With the economy slowed by the coronavirus pandemic and government spending boosted to record highs to fight the virus and its economic fallout, America's national debt is projected to exceed its annual output for the first time in modern history this year.
Even with an improving economy next year, the Congressional Budget Office projects red ink will continue to flow from Washington D.C. for at least the next decade unless changes are made in the federal budget.
A new group of 14 millennial business owners and investors is trying to push for such changes to help reverse America's rising debt burden.
The newly created Millennial Debt Commission, which was organized by Chattanooga businessman Weston Wamp, met Tuesday for the first time. During an online gathering with the business leaders from across the country, the commission heard from nearly a dozen economists and current and former members of Congress about the challenges ahead due to a U.S. debt expected to soon top $30 trillion.
"What we know in Washington is that both sides of the aisle like to spend money," said Bob Corker, a Chattanooga Republican who was elected to the U.S. Senate in 2006 on a platform of wanting to balance the federal budget. "They just spend it in different things."
Corker, who calls the growing budget debt America's biggest national security risk, applauded the young business leaders for their new effort.
"I think it's time for the younger generation to take this mantle on since you will have to deal with its consequences," Corker said.
U.S. Sen. Ron Johnson, R-Wisconsin, called the growing deficit "inter generational theft" since it will burden future generations with paying for money currently being spent.
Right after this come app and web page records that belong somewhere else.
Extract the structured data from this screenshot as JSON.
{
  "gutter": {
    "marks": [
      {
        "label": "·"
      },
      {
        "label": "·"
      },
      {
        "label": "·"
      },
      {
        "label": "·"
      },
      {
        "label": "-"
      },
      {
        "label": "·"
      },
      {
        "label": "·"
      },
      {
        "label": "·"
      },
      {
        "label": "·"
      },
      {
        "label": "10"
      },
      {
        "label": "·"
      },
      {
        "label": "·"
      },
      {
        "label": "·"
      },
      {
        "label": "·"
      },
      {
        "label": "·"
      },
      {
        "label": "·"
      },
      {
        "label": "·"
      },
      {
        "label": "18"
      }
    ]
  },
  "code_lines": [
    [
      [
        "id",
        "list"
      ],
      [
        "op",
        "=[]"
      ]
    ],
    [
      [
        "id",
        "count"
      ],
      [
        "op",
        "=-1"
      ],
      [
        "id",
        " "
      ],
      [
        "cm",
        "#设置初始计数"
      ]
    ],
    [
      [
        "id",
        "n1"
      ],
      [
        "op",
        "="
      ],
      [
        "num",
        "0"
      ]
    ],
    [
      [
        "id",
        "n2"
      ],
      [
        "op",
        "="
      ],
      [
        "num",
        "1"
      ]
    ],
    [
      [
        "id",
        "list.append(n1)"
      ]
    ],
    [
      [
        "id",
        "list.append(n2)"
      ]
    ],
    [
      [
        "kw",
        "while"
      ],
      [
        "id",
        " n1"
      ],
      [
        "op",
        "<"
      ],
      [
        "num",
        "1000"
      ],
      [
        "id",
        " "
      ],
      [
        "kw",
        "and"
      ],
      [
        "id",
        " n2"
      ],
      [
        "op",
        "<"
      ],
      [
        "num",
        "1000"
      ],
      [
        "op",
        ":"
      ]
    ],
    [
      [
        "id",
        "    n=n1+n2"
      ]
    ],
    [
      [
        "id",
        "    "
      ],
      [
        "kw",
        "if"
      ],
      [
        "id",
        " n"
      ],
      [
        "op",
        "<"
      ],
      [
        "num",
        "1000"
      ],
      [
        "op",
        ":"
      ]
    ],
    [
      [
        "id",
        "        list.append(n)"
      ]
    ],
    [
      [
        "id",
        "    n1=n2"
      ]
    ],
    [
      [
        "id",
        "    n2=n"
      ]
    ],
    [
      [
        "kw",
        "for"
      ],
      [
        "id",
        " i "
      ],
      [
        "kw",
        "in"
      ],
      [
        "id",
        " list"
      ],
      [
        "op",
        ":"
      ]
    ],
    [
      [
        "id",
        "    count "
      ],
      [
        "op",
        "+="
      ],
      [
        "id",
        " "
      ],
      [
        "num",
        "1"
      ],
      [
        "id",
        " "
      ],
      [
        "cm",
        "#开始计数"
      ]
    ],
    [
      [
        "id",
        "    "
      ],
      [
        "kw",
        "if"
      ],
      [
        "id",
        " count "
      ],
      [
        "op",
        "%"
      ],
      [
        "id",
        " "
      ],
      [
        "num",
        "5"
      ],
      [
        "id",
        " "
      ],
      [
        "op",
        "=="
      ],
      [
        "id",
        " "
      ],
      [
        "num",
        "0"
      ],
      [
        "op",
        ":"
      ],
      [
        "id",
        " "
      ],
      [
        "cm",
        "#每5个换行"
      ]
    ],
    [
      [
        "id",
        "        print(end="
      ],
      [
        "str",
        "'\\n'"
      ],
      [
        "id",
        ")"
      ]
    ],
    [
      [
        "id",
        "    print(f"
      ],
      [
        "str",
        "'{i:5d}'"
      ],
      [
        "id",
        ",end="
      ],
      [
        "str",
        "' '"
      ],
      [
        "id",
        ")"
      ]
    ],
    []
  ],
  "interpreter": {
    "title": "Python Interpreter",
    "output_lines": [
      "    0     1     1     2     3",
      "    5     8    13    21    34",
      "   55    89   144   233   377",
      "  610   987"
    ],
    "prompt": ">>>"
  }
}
But Johnson and other political leaders concede that addressing the debt is difficult and likely will require some painful choices. Most of the money spent by the federal government is not voted on each year by the Congress but automatically increases due to already adopted entitlement programs such as Social Security, Medicare, federal pensions and other programs. Johnson said the debt commission should work to support two-year budget cycles and annual congressional votes on all spending to ensure better budget oversight and recognition of the growing expense on non-discretionary spending.
In the current low-interest climate with the U.S. dollar regarded as the benchmark for the world's currency, the federal government has little trouble borrowing as much as it needs and the consequences of deficit spending are not apparent, U.S. Sen. Marco Rubio, R-Florida, said.
Indeed, with the economy stalled amid the coronavirus pandemic, Rubio said government spending and deficits are needed in the current environmental to lift the sagging economy. But Rubio warned that uncontrolled spending over the long term is a threat to U.S. security and a constraint on future growth.
Doug Holtz-Eakin, a former economist at the Congressional Budget Office and president of American Action Forum, urged the debt commission to help educate the American public of the potential problems from the growing debt.
"I don't believe the general public understands this problem — they haven't been told," he said.
Wamp said he hopes the debt commission can shed light on the debt problem, which he called America's biggest long-term problem. By this fall, the group will begin considering recommendations to address the growing federal deficit. Wamp said he hopes the group can convene in person by next spring to urge the next Congress to begin to take needed steps for fiscal reform once the economy recovers from the current downturn.
The current levels of debt are unprecedented, Wamp said.
"There is no question that we as Americans have entered into a very dangerous experiment and the only questions are just how dangerous it is," he said.
Other advanced countries around the globe, including Germany, Sweden and Switzerland, have found ways to balance their government budgets prior to the current pandemic and Wamp said he hopes the commission can identify ways for the U.S. to do so as well.
If the United States is not able to get its fiscal house in order, Wamp said investors may become wary about buying U.S. bonds and the dollar could be displaced as the benchmark for global currency.
"We can't let that happen and I hope this group can play a constructive role in developing ways and policies to address this great challenge," he said.
Contact Dave Flessner at firstname.lastname@example.org or at 423-757-6340.